Which of the lines below include the word "icon"? Pull each one out.

## SOURCE RECORDS
============================================================

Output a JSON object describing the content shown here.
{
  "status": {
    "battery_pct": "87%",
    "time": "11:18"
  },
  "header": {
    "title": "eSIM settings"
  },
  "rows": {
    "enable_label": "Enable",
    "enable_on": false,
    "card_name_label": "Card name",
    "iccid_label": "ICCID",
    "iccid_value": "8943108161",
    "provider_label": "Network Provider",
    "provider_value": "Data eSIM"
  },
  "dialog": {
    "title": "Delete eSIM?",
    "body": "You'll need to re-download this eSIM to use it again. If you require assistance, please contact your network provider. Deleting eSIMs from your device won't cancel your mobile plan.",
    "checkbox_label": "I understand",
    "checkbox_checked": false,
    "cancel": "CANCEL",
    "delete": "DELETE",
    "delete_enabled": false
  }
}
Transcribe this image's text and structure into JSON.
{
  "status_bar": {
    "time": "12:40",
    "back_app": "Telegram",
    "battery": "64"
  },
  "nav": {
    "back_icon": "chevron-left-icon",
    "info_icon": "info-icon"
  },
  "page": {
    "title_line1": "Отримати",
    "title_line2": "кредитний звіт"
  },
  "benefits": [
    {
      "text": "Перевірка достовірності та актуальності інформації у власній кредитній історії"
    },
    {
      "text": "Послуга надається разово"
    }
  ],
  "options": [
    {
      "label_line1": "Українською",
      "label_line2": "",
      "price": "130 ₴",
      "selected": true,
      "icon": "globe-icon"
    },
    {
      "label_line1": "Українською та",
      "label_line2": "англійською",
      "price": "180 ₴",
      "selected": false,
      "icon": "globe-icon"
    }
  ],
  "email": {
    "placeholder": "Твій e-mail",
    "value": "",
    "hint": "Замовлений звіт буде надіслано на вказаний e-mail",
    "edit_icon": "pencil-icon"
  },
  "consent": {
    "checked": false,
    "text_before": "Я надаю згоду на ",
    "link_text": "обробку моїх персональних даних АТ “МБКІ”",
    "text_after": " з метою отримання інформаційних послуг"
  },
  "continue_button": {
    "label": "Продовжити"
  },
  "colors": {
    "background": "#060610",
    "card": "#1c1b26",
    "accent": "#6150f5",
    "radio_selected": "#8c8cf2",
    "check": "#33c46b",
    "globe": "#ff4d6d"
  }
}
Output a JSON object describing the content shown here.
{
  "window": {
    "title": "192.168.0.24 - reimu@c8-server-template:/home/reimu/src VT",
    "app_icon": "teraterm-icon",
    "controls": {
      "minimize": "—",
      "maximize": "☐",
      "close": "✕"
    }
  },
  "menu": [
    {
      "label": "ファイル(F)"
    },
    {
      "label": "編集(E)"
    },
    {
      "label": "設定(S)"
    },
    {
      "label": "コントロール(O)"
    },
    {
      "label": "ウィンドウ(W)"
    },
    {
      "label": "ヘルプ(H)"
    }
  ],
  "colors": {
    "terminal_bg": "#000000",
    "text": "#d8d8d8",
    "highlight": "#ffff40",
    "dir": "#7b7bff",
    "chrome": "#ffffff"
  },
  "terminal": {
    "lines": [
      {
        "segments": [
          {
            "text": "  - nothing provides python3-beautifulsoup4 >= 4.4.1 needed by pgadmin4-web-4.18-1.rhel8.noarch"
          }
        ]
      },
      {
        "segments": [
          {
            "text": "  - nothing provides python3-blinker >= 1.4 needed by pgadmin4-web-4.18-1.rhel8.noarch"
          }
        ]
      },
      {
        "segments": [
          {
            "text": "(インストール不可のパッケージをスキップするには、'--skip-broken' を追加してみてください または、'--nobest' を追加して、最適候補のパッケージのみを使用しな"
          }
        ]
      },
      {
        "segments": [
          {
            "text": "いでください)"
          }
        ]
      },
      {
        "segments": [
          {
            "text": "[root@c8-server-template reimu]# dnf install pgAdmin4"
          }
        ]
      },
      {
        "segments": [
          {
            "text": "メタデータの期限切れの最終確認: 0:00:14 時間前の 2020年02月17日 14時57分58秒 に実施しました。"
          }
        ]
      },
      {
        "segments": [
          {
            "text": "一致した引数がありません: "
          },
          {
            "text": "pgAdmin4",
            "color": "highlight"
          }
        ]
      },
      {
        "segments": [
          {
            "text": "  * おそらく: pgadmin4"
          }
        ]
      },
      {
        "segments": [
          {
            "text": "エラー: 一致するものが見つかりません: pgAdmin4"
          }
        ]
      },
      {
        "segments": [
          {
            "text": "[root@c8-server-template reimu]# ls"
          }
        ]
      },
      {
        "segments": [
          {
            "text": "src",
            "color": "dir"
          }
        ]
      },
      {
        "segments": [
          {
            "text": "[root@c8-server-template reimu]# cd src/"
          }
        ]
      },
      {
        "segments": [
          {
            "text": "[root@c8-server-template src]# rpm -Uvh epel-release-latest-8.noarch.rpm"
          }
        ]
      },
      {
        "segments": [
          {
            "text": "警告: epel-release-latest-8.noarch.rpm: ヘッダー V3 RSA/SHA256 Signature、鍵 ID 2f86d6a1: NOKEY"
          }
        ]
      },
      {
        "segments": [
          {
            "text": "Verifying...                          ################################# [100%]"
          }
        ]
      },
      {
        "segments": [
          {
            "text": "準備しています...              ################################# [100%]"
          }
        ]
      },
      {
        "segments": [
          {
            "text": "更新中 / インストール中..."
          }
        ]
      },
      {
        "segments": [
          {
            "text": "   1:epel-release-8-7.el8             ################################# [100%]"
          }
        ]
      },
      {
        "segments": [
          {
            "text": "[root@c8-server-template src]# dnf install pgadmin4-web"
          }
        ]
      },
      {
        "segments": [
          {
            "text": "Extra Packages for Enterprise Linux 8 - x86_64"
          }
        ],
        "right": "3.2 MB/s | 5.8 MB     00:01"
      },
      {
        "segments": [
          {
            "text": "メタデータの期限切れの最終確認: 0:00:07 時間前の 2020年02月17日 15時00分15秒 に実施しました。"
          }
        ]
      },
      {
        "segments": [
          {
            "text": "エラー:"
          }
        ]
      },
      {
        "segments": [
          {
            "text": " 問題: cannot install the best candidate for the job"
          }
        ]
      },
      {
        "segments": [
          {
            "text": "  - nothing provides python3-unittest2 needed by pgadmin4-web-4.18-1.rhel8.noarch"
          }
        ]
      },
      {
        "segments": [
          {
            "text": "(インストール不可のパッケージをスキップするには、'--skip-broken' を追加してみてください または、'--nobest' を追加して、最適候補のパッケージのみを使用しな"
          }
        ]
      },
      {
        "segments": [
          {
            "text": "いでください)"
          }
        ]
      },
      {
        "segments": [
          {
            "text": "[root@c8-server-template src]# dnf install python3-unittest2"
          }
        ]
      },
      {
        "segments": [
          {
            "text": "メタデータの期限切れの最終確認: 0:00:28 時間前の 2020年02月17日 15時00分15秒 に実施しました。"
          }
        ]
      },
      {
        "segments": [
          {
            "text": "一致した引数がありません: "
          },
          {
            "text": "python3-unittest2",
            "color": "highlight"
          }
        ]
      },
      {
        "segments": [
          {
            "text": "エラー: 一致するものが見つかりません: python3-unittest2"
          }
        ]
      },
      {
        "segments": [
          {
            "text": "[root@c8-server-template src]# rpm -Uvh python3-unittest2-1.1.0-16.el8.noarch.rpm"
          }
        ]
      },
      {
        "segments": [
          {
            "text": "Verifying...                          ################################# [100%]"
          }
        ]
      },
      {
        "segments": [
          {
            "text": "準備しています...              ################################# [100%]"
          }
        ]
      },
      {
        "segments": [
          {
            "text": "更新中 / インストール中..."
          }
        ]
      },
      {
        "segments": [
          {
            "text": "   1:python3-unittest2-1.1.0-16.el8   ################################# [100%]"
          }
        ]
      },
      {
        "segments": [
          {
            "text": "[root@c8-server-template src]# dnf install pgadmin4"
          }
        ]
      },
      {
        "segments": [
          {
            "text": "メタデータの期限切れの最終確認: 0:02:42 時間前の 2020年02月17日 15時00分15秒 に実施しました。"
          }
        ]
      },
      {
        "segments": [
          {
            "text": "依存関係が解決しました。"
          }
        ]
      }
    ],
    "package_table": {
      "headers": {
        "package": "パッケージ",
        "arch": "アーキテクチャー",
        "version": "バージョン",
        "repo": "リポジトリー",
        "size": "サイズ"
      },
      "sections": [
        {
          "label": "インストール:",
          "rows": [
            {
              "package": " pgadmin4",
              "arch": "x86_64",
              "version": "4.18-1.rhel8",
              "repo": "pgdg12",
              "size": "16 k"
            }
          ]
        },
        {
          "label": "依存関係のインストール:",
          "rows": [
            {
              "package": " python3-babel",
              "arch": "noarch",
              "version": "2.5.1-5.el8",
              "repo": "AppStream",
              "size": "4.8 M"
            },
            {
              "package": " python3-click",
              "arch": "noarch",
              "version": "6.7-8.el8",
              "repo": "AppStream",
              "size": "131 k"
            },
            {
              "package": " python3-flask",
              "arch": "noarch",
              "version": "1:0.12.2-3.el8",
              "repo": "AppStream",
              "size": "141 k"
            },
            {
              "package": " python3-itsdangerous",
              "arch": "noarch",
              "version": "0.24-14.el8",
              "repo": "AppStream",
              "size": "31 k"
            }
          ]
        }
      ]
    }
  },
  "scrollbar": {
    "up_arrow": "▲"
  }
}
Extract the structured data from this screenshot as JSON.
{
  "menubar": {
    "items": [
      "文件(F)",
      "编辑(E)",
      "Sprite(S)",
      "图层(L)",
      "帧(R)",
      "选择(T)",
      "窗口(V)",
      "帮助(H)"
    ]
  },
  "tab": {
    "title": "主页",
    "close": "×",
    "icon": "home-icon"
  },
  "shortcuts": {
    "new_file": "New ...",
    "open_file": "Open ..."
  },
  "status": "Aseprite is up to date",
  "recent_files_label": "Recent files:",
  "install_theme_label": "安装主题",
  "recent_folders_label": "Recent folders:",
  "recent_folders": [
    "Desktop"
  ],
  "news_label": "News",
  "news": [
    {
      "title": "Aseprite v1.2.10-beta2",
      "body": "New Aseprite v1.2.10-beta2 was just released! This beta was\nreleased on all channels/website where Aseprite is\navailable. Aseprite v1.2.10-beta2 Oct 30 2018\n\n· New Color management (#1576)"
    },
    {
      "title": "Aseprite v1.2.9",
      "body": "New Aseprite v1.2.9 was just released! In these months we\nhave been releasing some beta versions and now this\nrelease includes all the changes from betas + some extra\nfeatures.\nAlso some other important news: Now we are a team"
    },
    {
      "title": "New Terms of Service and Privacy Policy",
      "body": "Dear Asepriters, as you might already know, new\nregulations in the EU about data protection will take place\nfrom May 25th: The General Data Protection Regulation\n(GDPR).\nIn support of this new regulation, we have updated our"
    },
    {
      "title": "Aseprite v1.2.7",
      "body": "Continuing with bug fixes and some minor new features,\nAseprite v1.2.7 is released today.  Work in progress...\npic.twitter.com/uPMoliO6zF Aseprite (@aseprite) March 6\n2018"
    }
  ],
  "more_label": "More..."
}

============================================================

## REPLY TO THE EXERCISE
    "back_icon": "chevron-left-icon",
    "info_icon": "info-icon"
      "icon": "globe-icon"
      "icon": "globe-icon"
    "edit_icon": "pencil-icon"
    "app_icon": "teraterm-icon",
    "icon": "home-icon"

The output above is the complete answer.